Source records ::
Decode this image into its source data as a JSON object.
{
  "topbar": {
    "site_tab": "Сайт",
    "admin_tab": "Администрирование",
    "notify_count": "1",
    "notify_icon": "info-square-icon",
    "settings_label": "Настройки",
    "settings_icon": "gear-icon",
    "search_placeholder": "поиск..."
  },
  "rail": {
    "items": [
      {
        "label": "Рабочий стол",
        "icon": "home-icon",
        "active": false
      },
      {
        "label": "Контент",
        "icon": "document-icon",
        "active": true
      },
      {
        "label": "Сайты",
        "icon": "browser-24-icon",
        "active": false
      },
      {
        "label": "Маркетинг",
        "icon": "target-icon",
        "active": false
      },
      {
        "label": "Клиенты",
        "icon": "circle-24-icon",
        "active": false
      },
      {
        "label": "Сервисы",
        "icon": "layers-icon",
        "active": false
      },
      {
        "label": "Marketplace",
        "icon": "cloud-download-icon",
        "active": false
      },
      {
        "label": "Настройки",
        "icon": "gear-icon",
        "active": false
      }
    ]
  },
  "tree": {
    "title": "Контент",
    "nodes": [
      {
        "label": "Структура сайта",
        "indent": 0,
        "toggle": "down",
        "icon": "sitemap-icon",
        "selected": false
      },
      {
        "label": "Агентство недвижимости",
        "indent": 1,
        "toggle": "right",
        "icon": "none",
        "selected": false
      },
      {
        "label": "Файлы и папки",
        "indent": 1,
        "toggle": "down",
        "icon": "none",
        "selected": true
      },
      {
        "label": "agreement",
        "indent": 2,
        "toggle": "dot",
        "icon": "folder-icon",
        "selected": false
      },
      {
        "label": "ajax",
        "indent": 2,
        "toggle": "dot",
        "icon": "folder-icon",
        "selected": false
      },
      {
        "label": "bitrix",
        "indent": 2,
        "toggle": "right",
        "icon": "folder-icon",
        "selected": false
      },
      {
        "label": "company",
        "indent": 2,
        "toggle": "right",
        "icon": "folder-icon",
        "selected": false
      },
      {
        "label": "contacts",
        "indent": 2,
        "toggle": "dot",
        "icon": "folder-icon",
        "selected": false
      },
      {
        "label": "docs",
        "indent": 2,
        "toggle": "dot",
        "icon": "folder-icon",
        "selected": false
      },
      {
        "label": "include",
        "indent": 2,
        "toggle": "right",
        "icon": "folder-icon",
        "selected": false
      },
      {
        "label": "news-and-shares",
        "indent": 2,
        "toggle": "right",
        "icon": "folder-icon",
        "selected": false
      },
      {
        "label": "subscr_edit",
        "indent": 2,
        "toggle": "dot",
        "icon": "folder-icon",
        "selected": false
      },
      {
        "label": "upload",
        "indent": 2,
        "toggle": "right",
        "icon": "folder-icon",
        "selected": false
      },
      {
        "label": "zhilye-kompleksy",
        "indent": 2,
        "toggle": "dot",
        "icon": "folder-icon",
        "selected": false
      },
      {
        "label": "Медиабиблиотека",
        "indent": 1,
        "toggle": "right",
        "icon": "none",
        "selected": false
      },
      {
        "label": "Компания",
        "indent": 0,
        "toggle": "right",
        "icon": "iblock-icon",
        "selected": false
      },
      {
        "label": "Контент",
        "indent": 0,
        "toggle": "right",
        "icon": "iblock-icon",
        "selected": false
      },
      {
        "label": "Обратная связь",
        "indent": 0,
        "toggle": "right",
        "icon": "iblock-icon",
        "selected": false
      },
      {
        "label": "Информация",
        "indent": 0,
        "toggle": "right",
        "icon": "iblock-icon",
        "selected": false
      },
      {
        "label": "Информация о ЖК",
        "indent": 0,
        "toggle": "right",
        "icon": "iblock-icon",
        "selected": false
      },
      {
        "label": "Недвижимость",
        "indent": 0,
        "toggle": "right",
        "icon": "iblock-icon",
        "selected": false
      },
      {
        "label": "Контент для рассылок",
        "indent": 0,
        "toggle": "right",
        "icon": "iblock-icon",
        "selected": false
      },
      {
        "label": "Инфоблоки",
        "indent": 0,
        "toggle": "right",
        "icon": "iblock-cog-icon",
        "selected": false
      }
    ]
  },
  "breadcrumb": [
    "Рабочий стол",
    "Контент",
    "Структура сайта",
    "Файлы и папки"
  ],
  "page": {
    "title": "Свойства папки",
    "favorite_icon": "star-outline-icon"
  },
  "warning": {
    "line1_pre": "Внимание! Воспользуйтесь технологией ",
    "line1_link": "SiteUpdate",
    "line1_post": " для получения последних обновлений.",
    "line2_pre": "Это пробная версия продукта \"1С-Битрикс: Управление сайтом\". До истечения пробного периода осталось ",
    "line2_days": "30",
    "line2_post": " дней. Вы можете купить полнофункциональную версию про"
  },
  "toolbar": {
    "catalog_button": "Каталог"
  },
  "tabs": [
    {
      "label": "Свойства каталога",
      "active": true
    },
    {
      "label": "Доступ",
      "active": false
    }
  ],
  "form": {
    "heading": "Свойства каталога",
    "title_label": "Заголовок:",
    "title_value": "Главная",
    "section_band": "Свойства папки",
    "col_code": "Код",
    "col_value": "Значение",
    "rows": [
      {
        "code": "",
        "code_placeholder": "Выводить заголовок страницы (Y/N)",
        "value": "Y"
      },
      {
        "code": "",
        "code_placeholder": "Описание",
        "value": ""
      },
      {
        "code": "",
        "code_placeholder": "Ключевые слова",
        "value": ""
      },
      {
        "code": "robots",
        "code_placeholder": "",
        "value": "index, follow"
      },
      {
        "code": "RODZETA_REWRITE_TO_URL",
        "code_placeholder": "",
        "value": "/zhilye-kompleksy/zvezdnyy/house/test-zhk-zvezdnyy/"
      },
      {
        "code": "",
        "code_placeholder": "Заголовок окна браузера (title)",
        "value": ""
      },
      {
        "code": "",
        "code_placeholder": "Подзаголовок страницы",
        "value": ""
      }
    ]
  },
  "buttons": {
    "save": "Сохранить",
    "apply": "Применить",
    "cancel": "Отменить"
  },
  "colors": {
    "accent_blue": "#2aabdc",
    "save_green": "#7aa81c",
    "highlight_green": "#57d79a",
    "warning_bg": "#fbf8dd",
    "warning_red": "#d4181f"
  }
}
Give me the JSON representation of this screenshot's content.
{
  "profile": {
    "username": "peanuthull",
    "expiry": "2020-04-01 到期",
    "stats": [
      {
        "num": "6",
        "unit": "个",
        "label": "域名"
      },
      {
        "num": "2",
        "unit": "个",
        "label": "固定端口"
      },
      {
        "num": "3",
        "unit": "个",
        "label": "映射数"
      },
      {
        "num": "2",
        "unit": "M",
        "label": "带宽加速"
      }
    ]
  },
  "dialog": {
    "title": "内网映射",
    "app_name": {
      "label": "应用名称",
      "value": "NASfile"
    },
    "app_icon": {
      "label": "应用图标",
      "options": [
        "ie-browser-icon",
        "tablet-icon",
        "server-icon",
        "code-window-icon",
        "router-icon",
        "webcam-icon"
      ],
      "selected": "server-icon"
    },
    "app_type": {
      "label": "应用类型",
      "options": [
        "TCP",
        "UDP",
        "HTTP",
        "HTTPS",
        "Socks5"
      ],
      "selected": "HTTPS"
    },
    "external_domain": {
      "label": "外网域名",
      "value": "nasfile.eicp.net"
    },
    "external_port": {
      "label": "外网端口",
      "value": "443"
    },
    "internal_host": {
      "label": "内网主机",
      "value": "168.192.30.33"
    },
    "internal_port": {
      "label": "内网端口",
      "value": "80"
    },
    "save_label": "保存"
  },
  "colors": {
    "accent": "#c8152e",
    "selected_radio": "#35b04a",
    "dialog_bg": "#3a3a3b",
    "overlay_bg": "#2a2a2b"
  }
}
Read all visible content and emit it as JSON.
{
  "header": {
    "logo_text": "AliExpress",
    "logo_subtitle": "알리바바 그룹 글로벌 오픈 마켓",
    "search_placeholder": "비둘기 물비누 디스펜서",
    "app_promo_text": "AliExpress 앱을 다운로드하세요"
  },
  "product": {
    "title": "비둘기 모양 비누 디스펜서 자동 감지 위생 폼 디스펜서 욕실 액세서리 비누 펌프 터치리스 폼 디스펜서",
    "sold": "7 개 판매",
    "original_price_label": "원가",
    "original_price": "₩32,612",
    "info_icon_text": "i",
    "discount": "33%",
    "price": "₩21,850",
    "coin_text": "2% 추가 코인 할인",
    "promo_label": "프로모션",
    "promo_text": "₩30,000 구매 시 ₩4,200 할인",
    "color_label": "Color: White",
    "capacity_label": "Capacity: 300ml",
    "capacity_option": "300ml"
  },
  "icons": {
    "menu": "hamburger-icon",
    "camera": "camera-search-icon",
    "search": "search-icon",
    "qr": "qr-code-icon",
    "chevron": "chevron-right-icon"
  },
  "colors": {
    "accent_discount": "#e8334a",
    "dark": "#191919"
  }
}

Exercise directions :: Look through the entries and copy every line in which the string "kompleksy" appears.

Solution for this task ::
        "label": "zhilye-kompleksy",
        "value": "/zhilye-kompleksy/zvezdnyy/house/test-zhk-zvezdnyy/"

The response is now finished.